[WHAT TO DO] What you return must match the listing below exactly.

[SOURCE DATA]

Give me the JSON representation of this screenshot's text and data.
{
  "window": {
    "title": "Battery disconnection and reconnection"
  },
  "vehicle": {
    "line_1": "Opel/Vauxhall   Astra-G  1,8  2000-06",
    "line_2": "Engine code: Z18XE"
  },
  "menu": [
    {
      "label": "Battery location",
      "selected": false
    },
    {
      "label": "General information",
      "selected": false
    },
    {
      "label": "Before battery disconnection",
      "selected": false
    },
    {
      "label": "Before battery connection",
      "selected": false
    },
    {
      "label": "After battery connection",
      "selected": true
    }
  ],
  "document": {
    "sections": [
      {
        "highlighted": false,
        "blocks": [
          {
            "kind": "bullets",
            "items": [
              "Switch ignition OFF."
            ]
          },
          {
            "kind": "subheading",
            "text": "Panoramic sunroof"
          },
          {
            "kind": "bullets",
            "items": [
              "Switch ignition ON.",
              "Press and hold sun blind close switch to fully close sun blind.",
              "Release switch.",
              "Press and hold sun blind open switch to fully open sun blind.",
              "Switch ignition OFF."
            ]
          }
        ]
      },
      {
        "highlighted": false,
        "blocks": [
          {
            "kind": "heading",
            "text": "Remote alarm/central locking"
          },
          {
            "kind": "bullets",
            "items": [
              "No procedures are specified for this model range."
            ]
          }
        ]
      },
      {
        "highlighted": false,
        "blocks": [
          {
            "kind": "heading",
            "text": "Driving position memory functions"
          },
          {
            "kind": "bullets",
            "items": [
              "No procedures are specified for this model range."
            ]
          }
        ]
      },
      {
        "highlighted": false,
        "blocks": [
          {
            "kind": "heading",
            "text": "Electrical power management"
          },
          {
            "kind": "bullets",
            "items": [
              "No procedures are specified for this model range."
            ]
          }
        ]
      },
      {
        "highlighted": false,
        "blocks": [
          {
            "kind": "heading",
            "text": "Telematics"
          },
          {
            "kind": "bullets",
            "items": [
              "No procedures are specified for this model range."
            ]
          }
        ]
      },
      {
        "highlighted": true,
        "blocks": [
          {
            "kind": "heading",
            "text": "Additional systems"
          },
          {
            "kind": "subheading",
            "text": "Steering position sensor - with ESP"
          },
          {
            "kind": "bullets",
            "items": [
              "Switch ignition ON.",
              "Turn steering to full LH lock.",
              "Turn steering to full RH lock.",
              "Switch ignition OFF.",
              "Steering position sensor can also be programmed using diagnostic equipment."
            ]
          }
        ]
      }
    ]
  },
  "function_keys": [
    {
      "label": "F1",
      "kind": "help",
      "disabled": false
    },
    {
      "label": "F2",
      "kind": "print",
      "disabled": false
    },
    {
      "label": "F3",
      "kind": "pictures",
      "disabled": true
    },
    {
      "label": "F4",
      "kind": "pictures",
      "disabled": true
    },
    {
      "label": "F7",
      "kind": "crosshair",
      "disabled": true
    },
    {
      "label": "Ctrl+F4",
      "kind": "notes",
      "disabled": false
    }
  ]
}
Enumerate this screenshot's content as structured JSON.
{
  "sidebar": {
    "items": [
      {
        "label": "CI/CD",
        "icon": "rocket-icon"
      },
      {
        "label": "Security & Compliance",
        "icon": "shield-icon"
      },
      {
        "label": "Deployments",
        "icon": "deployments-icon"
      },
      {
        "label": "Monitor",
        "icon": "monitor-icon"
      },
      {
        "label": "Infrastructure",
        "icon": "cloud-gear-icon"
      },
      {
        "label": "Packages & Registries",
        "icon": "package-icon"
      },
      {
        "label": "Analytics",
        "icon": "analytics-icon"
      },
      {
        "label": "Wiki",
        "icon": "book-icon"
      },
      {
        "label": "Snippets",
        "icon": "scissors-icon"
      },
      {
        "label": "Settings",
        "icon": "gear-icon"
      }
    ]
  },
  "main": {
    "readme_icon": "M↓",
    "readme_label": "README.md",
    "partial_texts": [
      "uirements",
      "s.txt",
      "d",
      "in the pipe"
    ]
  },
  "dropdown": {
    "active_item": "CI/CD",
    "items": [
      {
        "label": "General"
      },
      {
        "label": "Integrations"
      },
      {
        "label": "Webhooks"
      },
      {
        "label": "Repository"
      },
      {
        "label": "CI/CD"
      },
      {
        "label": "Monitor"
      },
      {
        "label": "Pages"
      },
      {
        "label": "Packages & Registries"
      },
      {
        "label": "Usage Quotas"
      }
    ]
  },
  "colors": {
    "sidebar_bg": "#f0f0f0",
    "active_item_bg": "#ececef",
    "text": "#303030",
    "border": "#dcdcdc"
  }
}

[ANSWER SECTION]
Give me the JSON representation of this screenshot's text and data.
{
  "window": {
    "title": "Battery disconnection and reconnection"
  },
  "vehicle": {
    "line_1": "Opel/Vauxhall   Astra-G  1,8  2000-06",
    "line_2": "Engine code: Z18XE"
  },
  "menu": [
    {
      "label": "Battery location",
      "selected": false
    },
    {
      "label": "General information",
      "selected": false
    },
    {
      "label": "Before battery disconnection",
      "selected": false
    },
    {
      "label": "Before battery connection",
      "selected": false
    },
    {
      "label": "After battery connection",
      "selected": true
    }
  ],
  "document": {
    "sections": [
      {
        "highlighted": false,
        "blocks": [
          {
            "kind": "bullets",
            "items": [
              "Switch ignition OFF."
            ]
          },
          {
            "kind": "subheading",
            "text": "Panoramic sunroof"
          },
          {
            "kind": "bullets",
            "items": [
              "Switch ignition ON.",
              "Press and hold sun blind close switch to fully close sun blind.",
              "Release switch.",
              "Press and hold sun blind open switch to fully open sun blind.",
              "Switch ignition OFF."
            ]
          }
        ]
      },
      {
        "highlighted": false,
        "blocks": [
          {
            "kind": "heading",
            "text": "Remote alarm/central locking"
          },
          {
            "kind": "bullets",
            "items": [
              "No procedures are specified for this model range."
            ]
          }
        ]
      },
      {
        "highlighted": false,
        "blocks": [
          {
            "kind": "heading",
            "text": "Driving position memory functions"
          },
          {
            "kind": "bullets",
            "items": [
              "No procedures are specified for this model range."
            ]
          }
        ]
      },
      {
        "highlighted": false,
        "blocks": [
          {
            "kind": "heading",
            "text": "Electrical power management"
          },
          {
            "kind": "bullets",
            "items": [
              "No procedures are specified for this model range."
            ]
          }
        ]
      },
      {
        "highlighted": false,
        "blocks": [
          {
            "kind": "heading",
            "text": "Telematics"
          },
          {
            "kind": "bullets",
            "items": [
              "No procedures are specified for this model range."
            ]
          }
        ]
      },
      {
        "highlighted": true,
        "blocks": [
          {
            "kind": "heading",
            "text": "Additional systems"
          },
          {
            "kind": "subheading",
            "text": "Steering position sensor - with ESP"
          },
          {
            "kind": "bullets",
            "items": [
              "Switch ignition ON.",
              "Turn steering to full LH lock.",
              "Turn steering to full RH lock.",
              "Switch ignition OFF.",
              "Steering position sensor can also be programmed using diagnostic equipment."
            ]
          }
        ]
      }
    ]
  },
  "function_keys": [
    {
      "label": "F1",
      "kind": "help",
      "disabled": false
    },
    {
      "label": "F2",
      "kind": "print",
      "disabled": false
    },
    {
      "label": "F3",
      "kind": "pictures",
      "disabled": true
    },
    {
      "label": "F4",
      "kind": "pictures",
      "disabled": true
    },
    {
      "label": "F7",
      "kind": "crosshair",
      "disabled": true
    },
    {
      "label": "Ctrl+F4",
      "kind": "notes",
      "disabled": false
    }
  ]
}
Enumerate this screenshot's content as structured JSON.
{
  "sidebar": {
    "items": [
      {
        "label": "CI/CD",
        "icon": "rocket-icon"
      },
      {
        "label": "Security & Compliance",
        "icon": "shield-icon"
      },
      {
        "label": "Deployments",
        "icon": "deployments-icon"
      },
      {
        "label": "Monitor",
        "icon": "monitor-icon"
      },
      {
        "label": "Infrastructure",
        "icon": "cloud-gear-icon"
      },
      {
        "label": "Packages & Registries",
        "icon": "package-icon"
      },
      {
        "label": "Analytics",
        "icon": "analytics-icon"
      },
      {
        "label": "Wiki",
        "icon": "book-icon"
      },
      {
        "label": "Snippets",
        "icon": "scissors-icon"
      },
      {
        "label": "Settings",
        "icon": "gear-icon"
      }
    ]
  },
  "main": {
    "readme_icon": "M↓",
    "readme_label": "README.md",
    "partial_texts": [
      "uirements",
      "s.txt",
      "d",
      "in the pipe"
    ]
  },
  "dropdown": {
    "active_item": "CI/CD",
    "items": [
      {
        "label": "General"
      },
      {
        "label": "Integrations"
      },
      {
        "label": "Webhooks"
      },
      {
        "label": "Repository"
      },
      {
        "label": "CI/CD"
      },
      {
        "label": "Monitor"
      },
      {
        "label": "Pages"
      },
      {
        "label": "Packages & Registries"
      },
      {
        "label": "Usage Quotas"
      }
    ]
  },
  "colors": {
    "sidebar_bg": "#f0f0f0",
    "active_item_bg": "#ececef",
    "text": "#303030",
    "border": "#dcdcdc"
  }
}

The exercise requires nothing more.